→ YOUR OBJECTIVE: Give each record below again, without a single difference.

[Excerpts from an interface dataset]
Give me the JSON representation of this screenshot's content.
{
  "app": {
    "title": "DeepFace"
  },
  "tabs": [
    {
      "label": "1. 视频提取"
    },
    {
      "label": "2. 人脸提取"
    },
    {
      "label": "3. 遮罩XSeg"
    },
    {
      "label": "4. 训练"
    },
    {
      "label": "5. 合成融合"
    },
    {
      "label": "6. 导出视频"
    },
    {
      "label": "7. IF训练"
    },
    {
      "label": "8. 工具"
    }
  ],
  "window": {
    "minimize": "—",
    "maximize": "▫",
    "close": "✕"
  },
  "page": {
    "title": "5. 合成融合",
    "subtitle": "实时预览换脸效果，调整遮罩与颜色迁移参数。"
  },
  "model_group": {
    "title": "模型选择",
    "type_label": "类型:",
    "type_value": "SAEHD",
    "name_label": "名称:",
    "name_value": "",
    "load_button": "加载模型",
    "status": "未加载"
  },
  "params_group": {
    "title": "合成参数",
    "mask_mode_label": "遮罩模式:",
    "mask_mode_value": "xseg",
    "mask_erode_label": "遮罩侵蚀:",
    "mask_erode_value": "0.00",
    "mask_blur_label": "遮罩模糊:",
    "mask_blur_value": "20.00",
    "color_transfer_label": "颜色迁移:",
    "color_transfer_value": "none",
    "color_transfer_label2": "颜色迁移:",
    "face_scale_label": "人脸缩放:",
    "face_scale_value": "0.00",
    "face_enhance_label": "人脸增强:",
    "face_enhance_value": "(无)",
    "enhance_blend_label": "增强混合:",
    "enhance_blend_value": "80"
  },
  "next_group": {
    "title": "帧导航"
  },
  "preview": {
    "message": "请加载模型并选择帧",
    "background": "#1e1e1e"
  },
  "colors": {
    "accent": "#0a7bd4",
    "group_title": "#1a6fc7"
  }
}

→ EXPECTED OUTPUT:
Give me the JSON representation of this screenshot's content.
{
  "app": {
    "title": "DeepFace"
  },
  "tabs": [
    {
      "label": "1. 视频提取"
    },
    {
      "label": "2. 人脸提取"
    },
    {
      "label": "3. 遮罩XSeg"
    },
    {
      "label": "4. 训练"
    },
    {
      "label": "5. 合成融合"
    },
    {
      "label": "6. 导出视频"
    },
    {
      "label": "7. IF训练"
    },
    {
      "label": "8. 工具"
    }
  ],
  "window": {
    "minimize": "—",
    "maximize": "▫",
    "close": "✕"
  },
  "page": {
    "title": "5. 合成融合",
    "subtitle": "实时预览换脸效果，调整遮罩与颜色迁移参数。"
  },
  "model_group": {
    "title": "模型选择",
    "type_label": "类型:",
    "type_value": "SAEHD",
    "name_label": "名称:",
    "name_value": "",
    "load_button": "加载模型",
    "status": "未加载"
  },
  "params_group": {
    "title": "合成参数",
    "mask_mode_label": "遮罩模式:",
    "mask_mode_value": "xseg",
    "mask_erode_label": "遮罩侵蚀:",
    "mask_erode_value": "0.00",
    "mask_blur_label": "遮罩模糊:",
    "mask_blur_value": "20.00",
    "color_transfer_label": "颜色迁移:",
    "color_transfer_value": "none",
    "color_transfer_label2": "颜色迁移:",
    "face_scale_label": "人脸缩放:",
    "face_scale_value": "0.00",
    "face_enhance_label": "人脸增强:",
    "face_enhance_value": "(无)",
    "enhance_blend_label": "增强混合:",
    "enhance_blend_value": "80"
  },
  "next_group": {
    "title": "帧导航"
  },
  "preview": {
    "message": "请加载模型并选择帧",
    "background": "#1e1e1e"
  },
  "colors": {
    "accent": "#0a7bd4",
    "group_title": "#1a6fc7"
  }
}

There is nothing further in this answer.